Review of 'Conversations among Ruins' by Matt Peters
Deep and intensely captivating from the first page, ‘Conversations among Ruins’ is a semi-autobiographical psychological thriller/drama/romance composed of two distinct parts: the deterioration of, and the redemption of Daniel Stavros.
I fell in love with part one quickly. The imagery is powerful, the narrative drive compelling, and the language wonderfully lyrical. Before moving into more detail I want to provide an example of Peters’ vibrant style:
“His uneasiness changed to anger. He stared at Gail’s raven hair and pale skin, the contrast of dark and light like chiaroscuro or a lunar eclipse. Gail had always seemed mysteriously beautiful, somehow high in the sky above him, casting shadows. But she, too, existed in darkness. He wondered how long he’d stay blinded by her silhouette.”
Daniel Stavros is a professor at a small university who has both an out of control drinking problem and a mood disorder that seems rooted in his difficult childhood and his aberrant relationship with his troubled mother, Sarah.
The tale opens in a detox ward. We learn that Daniel, though in utter denial and fiercely determined to continue his self-destructive path, is in danger of losing his job. Arriving in the institution is Mimi, young and overtly carefree daughter of a wealthy lawyer. Here begins an intense, sometimes dysfunctional romance that abets Daniel’s downward spiral.
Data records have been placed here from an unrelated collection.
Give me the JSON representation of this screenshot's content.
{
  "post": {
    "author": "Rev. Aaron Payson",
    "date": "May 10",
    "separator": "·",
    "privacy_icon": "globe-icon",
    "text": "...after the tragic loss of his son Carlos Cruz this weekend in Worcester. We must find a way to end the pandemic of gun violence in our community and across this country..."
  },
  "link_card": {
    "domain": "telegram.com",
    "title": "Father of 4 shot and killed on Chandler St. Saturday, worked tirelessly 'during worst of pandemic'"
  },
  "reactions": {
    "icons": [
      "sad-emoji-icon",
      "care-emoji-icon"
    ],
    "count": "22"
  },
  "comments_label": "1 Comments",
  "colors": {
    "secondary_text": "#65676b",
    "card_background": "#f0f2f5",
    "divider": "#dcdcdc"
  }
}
Peters’ writing is richly descriptive. We do not just witness Daniel’s descent into utter depravity, we live it. We feel what Stavros feels. We understand his pain. Mimi is not without her own similar troubles, but hers are more in control. So she is there with him, propping him up as he descends, until at last she becomes his only link to sanity.
And then she dumps him.
Part two, though not formally identified as such, begins when Stavros’ empathetic boss hands him a key to an isolated mountain cabin during a poignant scene in which Daniel barely clings to reality.
Or perhaps he doesn’t. Part two is figurative and surreal. There is an almost Alice in Wonderland quality to the succession of scenes—a flow that feels like an amusement park ride.
Where will the ride stop? Will the roller coaster derail? Well, I can’t divulge that, of course, but I assure you, the ride is worth the price of admission.